Page 141 - Success is counted sweetest By those who ne'er succeed. To comprehend a nectar Requires sorest need. Not one of all the purple Host Who took the Flag today Can tell the definition So clear of Victory As he defeated - dying On whose forbidden ear The distant strains of triumph Burst agonized and clear!
Page iii - LONDON. 6s. ANNE OF GREEN GABLES. By LM MONTGOMERY. 6s. ANNE OF AVONLEA. By the same Author. Coloured frontispiece. 6s. KILMENY OF THE ORCHARD. By the same Author. With four coloured illustrations. 6s. THE STORY GIRL. By the same Author. Coloured frontispiece. 6s. THE GLORY OF THE CONQUERED. The Story of a Great Love.
Page 82 - So many things in literature stop short when the people are married. I think that's such an immature point of view — just as if that were the end of the story. And when they write stories about married people they usually have them terribly unhappy about having to live together, and wishing they could live with some one else. It seems to me they leave out the best part.
Page 232 - ... her writing for most of her life. At one point in the novel, Ernestine's young cousin, a newspaperwoman strikingly like Susan at the time, contemplates marrying a sensible, practical man, whom she likes but does not adore. Ernestine tries to dissuade her, arguing that marriage must be based on more: "You wouldn't be willing to lay down your life for intellectual companionship. You wouldn't be willing to go barefoot and hungry and friendless for kindred tastes. Don't for one minute believe you...
Page 373 - ... as it was just before he went into the silence." And those who had known him, and with the brutal thoughtlessness of modern life, had already half forgotten to hail it as a masterpiece, a thing that no painter had ever before "painted the kind of light which could make a blind man see. For he was blind — the picture told that, but it seemed no one had ever had light quite as understandingly as he had it there.

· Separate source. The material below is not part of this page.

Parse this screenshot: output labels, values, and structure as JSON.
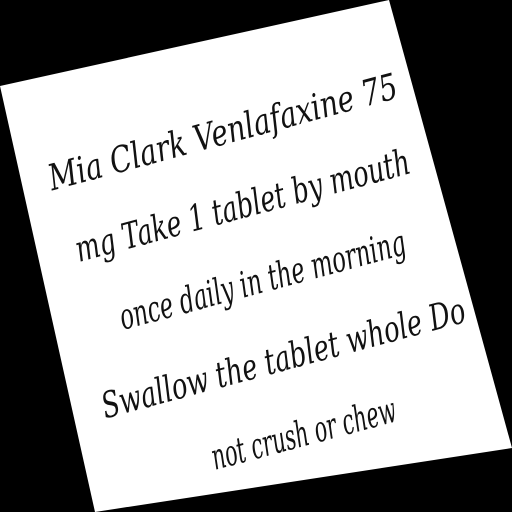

Page 230 - But it's thankless. And you never get anywhere. You break your neck one day, and then there's nothing to do the next, but start in and break it again. You're never any better to-day for yesterday's killing. Now with you — when you paint a good picture, it stays painted.

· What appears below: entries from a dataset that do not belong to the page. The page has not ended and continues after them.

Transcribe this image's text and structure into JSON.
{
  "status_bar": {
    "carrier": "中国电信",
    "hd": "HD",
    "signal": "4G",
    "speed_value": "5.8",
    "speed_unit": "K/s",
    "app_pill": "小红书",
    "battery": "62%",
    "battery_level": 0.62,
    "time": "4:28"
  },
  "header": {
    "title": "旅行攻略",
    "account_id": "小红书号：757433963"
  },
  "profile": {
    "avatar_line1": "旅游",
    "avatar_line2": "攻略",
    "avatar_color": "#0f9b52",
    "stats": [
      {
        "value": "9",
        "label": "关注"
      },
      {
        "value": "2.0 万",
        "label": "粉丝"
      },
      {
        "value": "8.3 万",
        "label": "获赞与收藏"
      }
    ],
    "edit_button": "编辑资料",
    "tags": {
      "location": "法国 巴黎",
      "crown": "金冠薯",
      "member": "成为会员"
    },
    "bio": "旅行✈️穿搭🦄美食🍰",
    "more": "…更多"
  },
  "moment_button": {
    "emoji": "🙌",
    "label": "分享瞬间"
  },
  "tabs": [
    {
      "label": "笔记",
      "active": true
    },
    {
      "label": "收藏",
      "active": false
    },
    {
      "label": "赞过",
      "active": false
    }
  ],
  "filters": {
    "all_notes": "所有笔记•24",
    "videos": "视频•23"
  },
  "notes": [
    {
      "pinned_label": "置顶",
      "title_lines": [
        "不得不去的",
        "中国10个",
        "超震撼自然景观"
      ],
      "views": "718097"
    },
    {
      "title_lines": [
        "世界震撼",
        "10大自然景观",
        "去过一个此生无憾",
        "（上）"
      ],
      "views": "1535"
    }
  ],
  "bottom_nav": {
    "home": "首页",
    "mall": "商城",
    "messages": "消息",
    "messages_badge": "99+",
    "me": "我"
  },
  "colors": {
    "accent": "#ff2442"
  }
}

Page 341 - Can you fancy anything more worthless in this world than a patchwork quilt ? — cutting things up and then sewing them together again, and making them uglier in the end than they were in the beginning? Do you know anything more futile to do with life than that?

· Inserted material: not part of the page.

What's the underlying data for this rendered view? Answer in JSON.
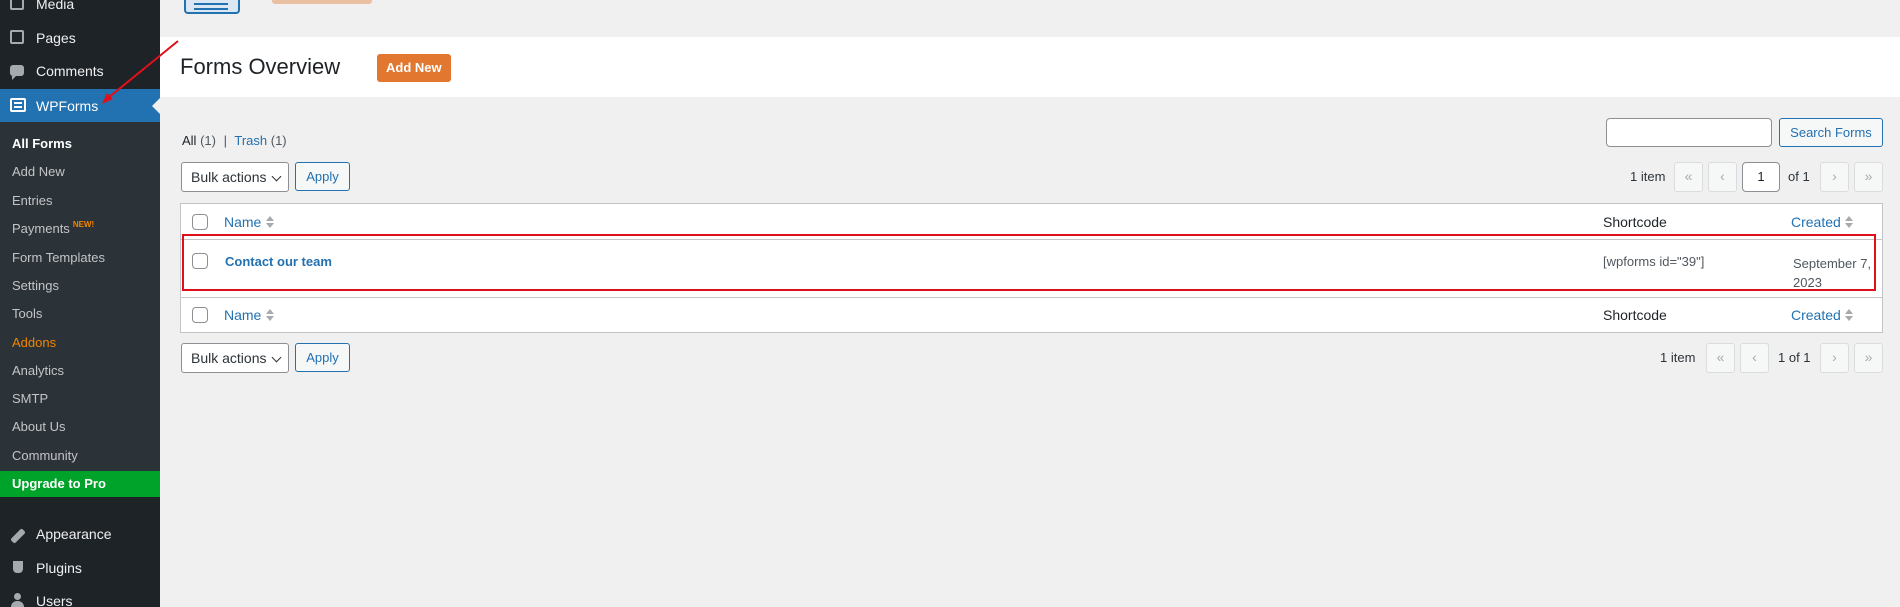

Page 205 - I shall strive to become a perfectly constructed instrument — that's all. And I will be better than the usual laboratory assistant, for not having any ideas of my own I will not intrude my individuality upon Karl — to blur his vision.